• Records for this exercise:
------
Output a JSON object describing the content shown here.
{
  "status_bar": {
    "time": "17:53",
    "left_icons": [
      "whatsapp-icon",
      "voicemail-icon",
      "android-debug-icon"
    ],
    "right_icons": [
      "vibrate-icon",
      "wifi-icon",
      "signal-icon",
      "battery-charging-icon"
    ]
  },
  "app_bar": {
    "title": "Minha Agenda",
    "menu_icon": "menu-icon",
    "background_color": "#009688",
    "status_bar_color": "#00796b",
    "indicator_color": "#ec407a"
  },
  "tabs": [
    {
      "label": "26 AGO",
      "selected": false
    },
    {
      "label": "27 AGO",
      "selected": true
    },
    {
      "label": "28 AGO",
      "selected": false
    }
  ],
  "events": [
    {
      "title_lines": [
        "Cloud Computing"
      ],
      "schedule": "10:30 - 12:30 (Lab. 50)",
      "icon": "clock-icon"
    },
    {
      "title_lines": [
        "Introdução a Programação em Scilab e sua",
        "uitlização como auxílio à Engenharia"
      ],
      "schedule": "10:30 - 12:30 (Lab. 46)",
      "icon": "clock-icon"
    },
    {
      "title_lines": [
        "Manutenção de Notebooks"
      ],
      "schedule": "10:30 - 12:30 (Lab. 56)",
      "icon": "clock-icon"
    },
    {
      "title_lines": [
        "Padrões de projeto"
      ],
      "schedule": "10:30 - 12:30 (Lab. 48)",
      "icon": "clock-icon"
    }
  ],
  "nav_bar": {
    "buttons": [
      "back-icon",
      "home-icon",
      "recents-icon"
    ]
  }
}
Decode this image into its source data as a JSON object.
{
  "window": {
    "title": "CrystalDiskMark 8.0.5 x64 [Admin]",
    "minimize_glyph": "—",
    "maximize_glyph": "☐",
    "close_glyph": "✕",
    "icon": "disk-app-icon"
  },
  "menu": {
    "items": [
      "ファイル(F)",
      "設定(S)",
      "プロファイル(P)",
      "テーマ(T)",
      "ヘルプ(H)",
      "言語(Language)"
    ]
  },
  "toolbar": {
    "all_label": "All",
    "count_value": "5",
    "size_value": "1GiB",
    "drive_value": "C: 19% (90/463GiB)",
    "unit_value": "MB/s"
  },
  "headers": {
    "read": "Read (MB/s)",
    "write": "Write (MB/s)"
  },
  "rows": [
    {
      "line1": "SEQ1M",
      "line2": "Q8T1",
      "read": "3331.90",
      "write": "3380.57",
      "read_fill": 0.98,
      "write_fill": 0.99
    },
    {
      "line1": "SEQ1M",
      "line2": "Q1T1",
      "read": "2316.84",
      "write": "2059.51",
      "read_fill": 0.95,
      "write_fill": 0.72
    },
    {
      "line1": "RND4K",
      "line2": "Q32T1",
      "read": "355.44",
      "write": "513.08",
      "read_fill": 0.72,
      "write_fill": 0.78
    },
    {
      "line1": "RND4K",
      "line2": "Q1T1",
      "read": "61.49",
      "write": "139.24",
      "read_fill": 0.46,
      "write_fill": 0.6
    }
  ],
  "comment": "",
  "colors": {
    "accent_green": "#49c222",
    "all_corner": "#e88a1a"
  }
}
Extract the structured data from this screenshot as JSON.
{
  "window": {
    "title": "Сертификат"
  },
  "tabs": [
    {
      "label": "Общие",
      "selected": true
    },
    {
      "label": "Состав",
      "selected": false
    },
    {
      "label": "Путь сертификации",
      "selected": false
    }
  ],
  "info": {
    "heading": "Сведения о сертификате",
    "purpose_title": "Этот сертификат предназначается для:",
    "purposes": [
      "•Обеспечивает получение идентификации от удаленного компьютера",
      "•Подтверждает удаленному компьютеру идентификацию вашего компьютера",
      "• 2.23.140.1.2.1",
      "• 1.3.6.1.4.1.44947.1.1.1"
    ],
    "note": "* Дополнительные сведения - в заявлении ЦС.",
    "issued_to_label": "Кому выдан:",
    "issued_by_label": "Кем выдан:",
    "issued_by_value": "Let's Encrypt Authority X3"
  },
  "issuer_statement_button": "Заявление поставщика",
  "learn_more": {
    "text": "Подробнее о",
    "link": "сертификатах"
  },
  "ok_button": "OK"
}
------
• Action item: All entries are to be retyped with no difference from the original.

• Completed task:
Output a JSON object describing the content shown here.
{
  "status_bar": {
    "time": "17:53",
    "left_icons": [
      "whatsapp-icon",
      "voicemail-icon",
      "android-debug-icon"
    ],
    "right_icons": [
      "vibrate-icon",
      "wifi-icon",
      "signal-icon",
      "battery-charging-icon"
    ]
  },
  "app_bar": {
    "title": "Minha Agenda",
    "menu_icon": "menu-icon",
    "background_color": "#009688",
    "status_bar_color": "#00796b",
    "indicator_color": "#ec407a"
  },
  "tabs": [
    {
      "label": "26 AGO",
      "selected": false
    },
    {
      "label": "27 AGO",
      "selected": true
    },
    {
      "label": "28 AGO",
      "selected": false
    }
  ],
  "events": [
    {
      "title_lines": [
        "Cloud Computing"
      ],
      "schedule": "10:30 - 12:30 (Lab. 50)",
      "icon": "clock-icon"
    },
    {
      "title_lines": [
        "Introdução a Programação em Scilab e sua",
        "uitlização como auxílio à Engenharia"
      ],
      "schedule": "10:30 - 12:30 (Lab. 46)",
      "icon": "clock-icon"
    },
    {
      "title_lines": [
        "Manutenção de Notebooks"
      ],
      "schedule": "10:30 - 12:30 (Lab. 56)",
      "icon": "clock-icon"
    },
    {
      "title_lines": [
        "Padrões de projeto"
      ],
      "schedule": "10:30 - 12:30 (Lab. 48)",
      "icon": "clock-icon"
    }
  ],
  "nav_bar": {
    "buttons": [
      "back-icon",
      "home-icon",
      "recents-icon"
    ]
  }
}
Decode this image into its source data as a JSON object.
{
  "window": {
    "title": "CrystalDiskMark 8.0.5 x64 [Admin]",
    "minimize_glyph": "—",
    "maximize_glyph": "☐",
    "close_glyph": "✕",
    "icon": "disk-app-icon"
  },
  "menu": {
    "items": [
      "ファイル(F)",
      "設定(S)",
      "プロファイル(P)",
      "テーマ(T)",
      "ヘルプ(H)",
      "言語(Language)"
    ]
  },
  "toolbar": {
    "all_label": "All",
    "count_value": "5",
    "size_value": "1GiB",
    "drive_value": "C: 19% (90/463GiB)",
    "unit_value": "MB/s"
  },
  "headers": {
    "read": "Read (MB/s)",
    "write": "Write (MB/s)"
  },
  "rows": [
    {
      "line1": "SEQ1M",
      "line2": "Q8T1",
      "read": "3331.90",
      "write": "3380.57",
      "read_fill": 0.98,
      "write_fill": 0.99
    },
    {
      "line1": "SEQ1M",
      "line2": "Q1T1",
      "read": "2316.84",
      "write": "2059.51",
      "read_fill": 0.95,
      "write_fill": 0.72
    },
    {
      "line1": "RND4K",
      "line2": "Q32T1",
      "read": "355.44",
      "write": "513.08",
      "read_fill": 0.72,
      "write_fill": 0.78
    },
    {
      "line1": "RND4K",
      "line2": "Q1T1",
      "read": "61.49",
      "write": "139.24",
      "read_fill": 0.46,
      "write_fill": 0.6
    }
  ],
  "comment": "",
  "colors": {
    "accent_green": "#49c222",
    "all_corner": "#e88a1a"
  }
}
Extract the structured data from this screenshot as JSON.
{
  "window": {
    "title": "Сертификат"
  },
  "tabs": [
    {
      "label": "Общие",
      "selected": true
    },
    {
      "label": "Состав",
      "selected": false
    },
    {
      "label": "Путь сертификации",
      "selected": false
    }
  ],
  "info": {
    "heading": "Сведения о сертификате",
    "purpose_title": "Этот сертификат предназначается для:",
    "purposes": [
      "•Обеспечивает получение идентификации от удаленного компьютера",
      "•Подтверждает удаленному компьютеру идентификацию вашего компьютера",
      "• 2.23.140.1.2.1",
      "• 1.3.6.1.4.1.44947.1.1.1"
    ],
    "note": "* Дополнительные сведения - в заявлении ЦС.",
    "issued_to_label": "Кому выдан:",
    "issued_by_label": "Кем выдан:",
    "issued_by_value": "Let's Encrypt Authority X3"
  },
  "issuer_statement_button": "Заявление поставщика",
  "learn_more": {
    "text": "Подробнее о",
    "link": "сертификатах"
  },
  "ok_button": "OK"
}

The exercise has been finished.